One spring the expected grassy carpet growth didn’t look quite the same after germination–the sprouts were little round leaves, not sharp edged blades.  Instead of identical uniform upright stems, the field was producing curly chaotic ovoid and spherical shapes and sizes. Clover didn’t abide by the same rules as grasses.  It had a mind of its own with a burgeoning and bumpy napped surface that didn’t bend with breezes, all its effort invested instead in producing blossoms.

A hint of pink one morning was so subtle it was almost hallucinatory.  Within a day it was unmistakeably reddening and real.  Within a week the green sea flowed with bobbing crimson heads.
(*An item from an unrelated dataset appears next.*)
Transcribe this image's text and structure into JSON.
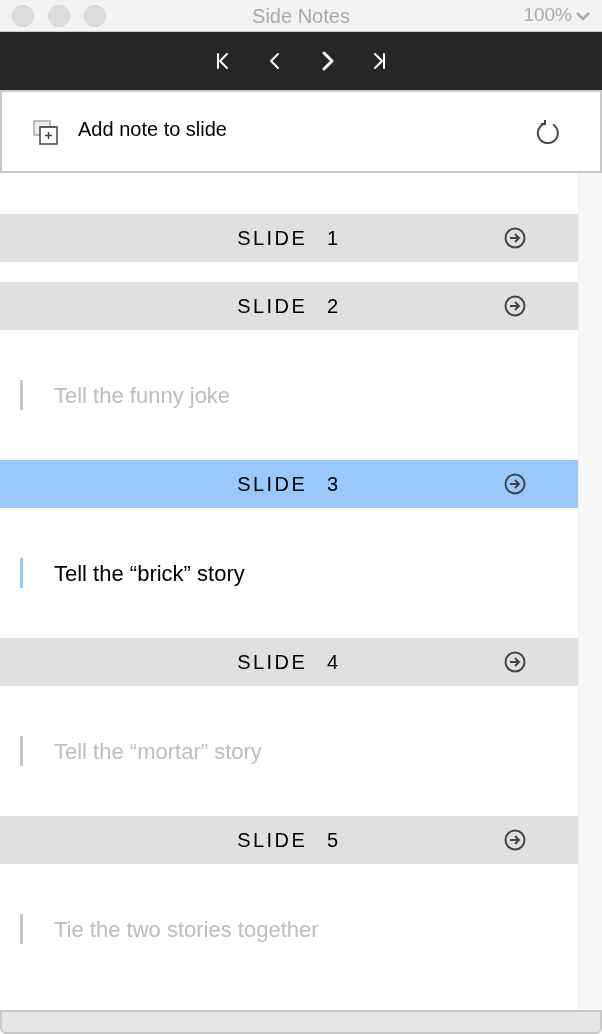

We had never seen such vibrancy spring from our soil before.  It exuded scented clover breath, the fragrance calling honey bees far and near.  True reverie.

The field of crimson dreams and sated honey bees lasted several weeks before my father headed back out on the Farmall to turn it under with the plow, burying the fading blossoms into the ground.  Their sacrifice bled red into the soil, their fragrant breath halted, their memory barely recognizable in the next summer crop germination.   Yet the crimson heads were there, feeding the growth of the next generation, deepening the green as it reached to the sun.

Such a sweet thing, alive a thousand summers hence in the soil.

What a beautiful feeling.

Crimson and clover, over and over.

To make a prairie it takes a clover and one bee,
One clover, and a bee,
And revery.
The revery alone will do,
If bees are few.
Emily Dickinson

Waiting With Great Grandma

Waiting Together–Great Grandma Emma, granddaughter Andrea, great-grandson Zealand

Emma Gibson–December 28, 1927- May 20,2012


All are not taken; there are left behind
Living Belovèds, tender looks to bring
And make the daylight still a happy thing,
And tender voices, to make soft the wind:
But if it were not so—if I could find
No love in all this world for comforting,
Nor any path but hollowly did ring
Where ‘dust to dust’ the love from life disjoin’d;
And if, before those sepulchres unmoving
I stood alone (as some forsaken lamb
Goes bleating up the moors in weary dearth)
Crying ‘Where are ye, O my loved and loving?’—
I know a voice would sound, ‘Daughter, I AM.
Can I suffice for Heaven and not for earth?’

Elizabeth Barrett Browning


At last the entire family stood, like people seeing someone off at the rail station, waiting in the room…

…”So don’t you worry over me. Now, all of you go, and let me find my sleep….”

Somewhere a door closed quietly…

…Deeper in the warm snow hill she turned her head upon her pillow. That was better.  Now, yes, now she saw it shaping in her mind quietly, and with serenity like a sea moving along an endless and self-refreshing shore.  Now she let the old dream touch and lift her from the snow and drift her above the scarce-remembered bed…

Downstairs, she thought, they are polishing the silver, and rummaging the cellar, and dusting in the halls. She could hear them living all through the house.

“It’s all right.” Whispered Great-grandma, as the dream floated her. “Like everything else in this life, it’s fitting.”

And the sea moved her back down the shore.

~excerpts from Ray Bradbury’s “Death of Great-Grandma” in “Dandelion Wine”